·          
·         7. Who was the Danish Socrates, and what was most of his writing about?
·          
·         8. Why is faith irrational, according to Nigel Warburton?
·          
·         9. What is "the subjective point of view"?
·          
·         10. Why was Karl Marx angry? How did he think the whole of human history could be explained?
·          
·         11. What was Marx's "vision"?
·          
·         12. What did Marx call religion?

FL
13. Paul Ryan grew up reading whose fictions?

14. What do Pennsylvania and Tennessee formally require officeholders to believe?

15. When did an inaccurate study ignite the false belief that vaccines cause autism?

Quiz Apr 5
Voltaire & Leibniz (& Voltaire), Hume & Rousseau; FL 37... and see below**

LH
1. What English poet declared that "whatever is, is right"?

2. What German philosopher, with his "Principle of Sufficient Reason," agreed with the poet?

3. What French champion of free speech and religious toleration wrote a satirical novel/play ridiculing the idea that everything is awesome?

4. What 1755 catastrophe deeply influenced Voltaire's philosophy?

5. What did Voltaire mean by "cultivating our garden"?

6. Was Voltaire an atheist?

7. (T/F) Hume thought the human eye so flawless in its patterned intricacy that, like Paley's watch, it constitutes powerful evidence of intelligent design.

8. (T/F) Hume's view was that it's occasionally more plausible to believe that a miracle (the unexplained suspension of a law of nature) has happened, than not.

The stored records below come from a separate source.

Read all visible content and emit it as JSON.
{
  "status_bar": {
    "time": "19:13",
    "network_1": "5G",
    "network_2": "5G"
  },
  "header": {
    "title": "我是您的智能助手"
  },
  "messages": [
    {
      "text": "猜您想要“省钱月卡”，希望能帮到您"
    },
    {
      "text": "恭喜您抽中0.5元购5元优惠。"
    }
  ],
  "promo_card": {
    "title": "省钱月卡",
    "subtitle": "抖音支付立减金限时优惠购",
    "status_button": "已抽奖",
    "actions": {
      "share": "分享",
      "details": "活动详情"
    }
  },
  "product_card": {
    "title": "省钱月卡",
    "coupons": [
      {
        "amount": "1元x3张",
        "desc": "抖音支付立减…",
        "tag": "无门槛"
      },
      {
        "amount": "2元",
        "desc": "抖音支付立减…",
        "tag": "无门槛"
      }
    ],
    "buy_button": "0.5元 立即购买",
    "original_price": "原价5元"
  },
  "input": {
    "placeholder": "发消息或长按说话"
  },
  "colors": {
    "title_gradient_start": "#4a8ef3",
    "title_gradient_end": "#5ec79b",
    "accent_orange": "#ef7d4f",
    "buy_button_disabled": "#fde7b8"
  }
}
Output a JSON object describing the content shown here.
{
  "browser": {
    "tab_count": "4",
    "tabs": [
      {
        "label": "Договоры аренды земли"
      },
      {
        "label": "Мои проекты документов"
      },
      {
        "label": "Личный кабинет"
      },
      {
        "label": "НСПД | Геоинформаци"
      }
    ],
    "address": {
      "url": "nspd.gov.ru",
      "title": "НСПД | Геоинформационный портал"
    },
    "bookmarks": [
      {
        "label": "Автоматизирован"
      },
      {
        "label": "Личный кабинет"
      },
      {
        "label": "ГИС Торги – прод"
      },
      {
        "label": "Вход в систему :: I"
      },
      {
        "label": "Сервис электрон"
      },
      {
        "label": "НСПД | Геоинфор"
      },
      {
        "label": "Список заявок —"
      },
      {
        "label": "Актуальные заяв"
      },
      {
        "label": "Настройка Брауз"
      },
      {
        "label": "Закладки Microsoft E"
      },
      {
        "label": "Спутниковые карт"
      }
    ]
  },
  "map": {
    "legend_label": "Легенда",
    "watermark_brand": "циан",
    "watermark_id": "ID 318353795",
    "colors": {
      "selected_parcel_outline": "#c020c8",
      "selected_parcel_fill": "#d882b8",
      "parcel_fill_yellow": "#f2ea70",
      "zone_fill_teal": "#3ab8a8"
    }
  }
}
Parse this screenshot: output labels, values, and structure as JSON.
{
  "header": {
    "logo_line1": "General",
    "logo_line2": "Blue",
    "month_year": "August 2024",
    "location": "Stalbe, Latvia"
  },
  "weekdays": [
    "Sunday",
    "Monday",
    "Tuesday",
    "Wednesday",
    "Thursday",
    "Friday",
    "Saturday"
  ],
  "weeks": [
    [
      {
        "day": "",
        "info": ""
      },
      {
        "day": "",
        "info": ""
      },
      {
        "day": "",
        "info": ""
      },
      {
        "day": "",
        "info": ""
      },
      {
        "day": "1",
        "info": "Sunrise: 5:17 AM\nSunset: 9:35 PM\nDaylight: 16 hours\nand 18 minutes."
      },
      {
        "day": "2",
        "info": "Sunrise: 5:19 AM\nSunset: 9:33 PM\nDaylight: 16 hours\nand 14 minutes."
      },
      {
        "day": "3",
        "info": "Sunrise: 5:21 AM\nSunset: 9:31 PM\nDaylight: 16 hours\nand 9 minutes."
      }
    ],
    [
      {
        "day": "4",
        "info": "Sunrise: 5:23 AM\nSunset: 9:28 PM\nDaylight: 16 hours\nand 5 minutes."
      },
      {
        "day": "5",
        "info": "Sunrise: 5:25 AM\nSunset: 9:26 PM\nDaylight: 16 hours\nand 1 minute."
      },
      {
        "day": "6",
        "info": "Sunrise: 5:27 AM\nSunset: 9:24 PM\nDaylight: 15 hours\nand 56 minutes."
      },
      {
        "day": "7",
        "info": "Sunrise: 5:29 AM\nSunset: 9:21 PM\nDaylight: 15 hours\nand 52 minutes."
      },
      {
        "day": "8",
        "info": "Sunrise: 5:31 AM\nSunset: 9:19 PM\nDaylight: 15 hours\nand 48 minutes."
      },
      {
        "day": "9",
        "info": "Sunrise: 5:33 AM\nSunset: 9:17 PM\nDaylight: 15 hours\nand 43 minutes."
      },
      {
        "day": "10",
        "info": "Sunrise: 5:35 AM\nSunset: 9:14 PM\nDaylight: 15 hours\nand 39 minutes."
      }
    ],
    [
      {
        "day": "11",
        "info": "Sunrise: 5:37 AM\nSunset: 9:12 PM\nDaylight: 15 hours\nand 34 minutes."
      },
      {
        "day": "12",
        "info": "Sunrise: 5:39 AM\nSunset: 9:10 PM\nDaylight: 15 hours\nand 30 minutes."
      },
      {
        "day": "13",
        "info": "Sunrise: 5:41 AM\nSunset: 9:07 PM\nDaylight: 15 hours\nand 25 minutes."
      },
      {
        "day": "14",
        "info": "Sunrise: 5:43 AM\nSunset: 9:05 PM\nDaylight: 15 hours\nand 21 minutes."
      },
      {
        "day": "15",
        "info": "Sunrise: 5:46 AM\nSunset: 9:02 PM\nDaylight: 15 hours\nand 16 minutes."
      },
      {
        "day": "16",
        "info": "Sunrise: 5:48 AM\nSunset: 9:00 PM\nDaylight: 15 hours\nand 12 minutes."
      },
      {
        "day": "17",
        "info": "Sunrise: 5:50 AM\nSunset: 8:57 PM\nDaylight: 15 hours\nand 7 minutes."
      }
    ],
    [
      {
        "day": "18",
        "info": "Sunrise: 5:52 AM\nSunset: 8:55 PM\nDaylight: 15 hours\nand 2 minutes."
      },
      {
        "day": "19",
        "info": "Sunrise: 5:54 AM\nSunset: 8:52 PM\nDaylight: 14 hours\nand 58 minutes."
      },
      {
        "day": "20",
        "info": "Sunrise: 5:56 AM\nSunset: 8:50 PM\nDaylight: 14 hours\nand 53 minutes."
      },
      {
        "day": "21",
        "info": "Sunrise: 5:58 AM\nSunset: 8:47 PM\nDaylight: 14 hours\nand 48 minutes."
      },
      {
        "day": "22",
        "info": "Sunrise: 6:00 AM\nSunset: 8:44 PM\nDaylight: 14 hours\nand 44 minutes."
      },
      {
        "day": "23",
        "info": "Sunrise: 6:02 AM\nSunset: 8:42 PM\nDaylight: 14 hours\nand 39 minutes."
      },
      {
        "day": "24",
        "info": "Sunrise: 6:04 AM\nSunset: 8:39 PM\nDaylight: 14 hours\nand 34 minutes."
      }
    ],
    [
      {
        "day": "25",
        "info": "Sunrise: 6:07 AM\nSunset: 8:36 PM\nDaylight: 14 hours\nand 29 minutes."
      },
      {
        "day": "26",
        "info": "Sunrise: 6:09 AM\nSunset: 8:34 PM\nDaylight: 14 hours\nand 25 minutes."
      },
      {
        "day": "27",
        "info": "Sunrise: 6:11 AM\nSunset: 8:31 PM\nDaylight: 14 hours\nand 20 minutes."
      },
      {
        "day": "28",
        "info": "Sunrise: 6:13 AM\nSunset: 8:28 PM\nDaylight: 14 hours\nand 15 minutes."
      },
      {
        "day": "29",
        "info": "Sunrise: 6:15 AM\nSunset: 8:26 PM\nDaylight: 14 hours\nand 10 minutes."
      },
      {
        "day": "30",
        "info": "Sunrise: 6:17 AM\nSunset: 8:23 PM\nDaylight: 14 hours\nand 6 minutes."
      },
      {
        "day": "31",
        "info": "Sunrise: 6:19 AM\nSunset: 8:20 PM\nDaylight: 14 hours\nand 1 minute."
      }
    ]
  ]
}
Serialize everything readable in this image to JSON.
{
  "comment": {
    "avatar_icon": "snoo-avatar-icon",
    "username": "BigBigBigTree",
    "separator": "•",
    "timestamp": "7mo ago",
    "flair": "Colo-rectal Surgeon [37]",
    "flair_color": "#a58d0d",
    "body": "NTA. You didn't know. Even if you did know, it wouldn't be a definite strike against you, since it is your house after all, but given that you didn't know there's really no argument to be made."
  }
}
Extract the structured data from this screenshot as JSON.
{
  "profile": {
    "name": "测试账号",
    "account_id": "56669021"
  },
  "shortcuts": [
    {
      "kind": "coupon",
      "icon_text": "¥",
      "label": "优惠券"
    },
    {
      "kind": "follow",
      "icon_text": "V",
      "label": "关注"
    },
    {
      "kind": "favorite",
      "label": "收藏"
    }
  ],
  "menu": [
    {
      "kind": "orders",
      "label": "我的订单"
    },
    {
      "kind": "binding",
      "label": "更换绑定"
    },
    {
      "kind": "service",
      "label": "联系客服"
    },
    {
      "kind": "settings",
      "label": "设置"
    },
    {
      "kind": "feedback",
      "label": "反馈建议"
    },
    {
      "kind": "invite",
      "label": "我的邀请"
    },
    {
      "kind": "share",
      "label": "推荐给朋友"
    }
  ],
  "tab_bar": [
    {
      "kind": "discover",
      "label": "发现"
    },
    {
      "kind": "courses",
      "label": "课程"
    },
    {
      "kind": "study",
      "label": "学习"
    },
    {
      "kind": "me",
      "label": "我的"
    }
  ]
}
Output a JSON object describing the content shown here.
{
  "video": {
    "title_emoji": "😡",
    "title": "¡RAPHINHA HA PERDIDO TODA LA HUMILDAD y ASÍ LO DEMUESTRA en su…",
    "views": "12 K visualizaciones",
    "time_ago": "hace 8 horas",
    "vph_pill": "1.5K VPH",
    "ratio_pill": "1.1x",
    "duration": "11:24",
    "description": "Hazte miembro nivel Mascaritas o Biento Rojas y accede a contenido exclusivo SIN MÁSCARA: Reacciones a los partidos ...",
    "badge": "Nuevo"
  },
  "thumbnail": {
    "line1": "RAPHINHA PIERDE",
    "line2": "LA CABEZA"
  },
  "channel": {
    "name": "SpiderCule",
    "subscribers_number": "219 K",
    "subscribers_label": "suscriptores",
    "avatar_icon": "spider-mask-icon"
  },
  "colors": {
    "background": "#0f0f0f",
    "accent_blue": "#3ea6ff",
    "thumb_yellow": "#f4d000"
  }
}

9. Rousseau said we're born free but everywhere are in ____, but can liberate ourselves by submitting to what is best for the whole community, aka the _______.

DE (from the first half of each chapter... pose your alternative quz questions on the second half)

10. Name two fields of study Leibniz contributed to, and two of his inventions/proposals.

11. Leibniz's "atoms of nature," each a "windowless" self-contained world , are called what?

12. What did Berkeley allege to be the sole contents of the universe, and who said this was "close to my own view"?

13. Who won first place in a poll among philosophers to pick their all-time favorite, which close friend was at his deathbed, and what did he tell Boswell about an afterlife?

14. What is induction, and what did Hume think accounts for our confidence that the future will resemble the past?

15. What did Hume say theres' no point in trying to do?

16. What ill-defined concept of Rousseau's might be read as providing intellectual support for dictators?

17. What did Rousseau consider better pastimes than intellectual work?

FL 37
18. What was the message of The Courage to Heal?

19. The first big outbreak of what occurred in and around Bakersfield CA  in the '80s?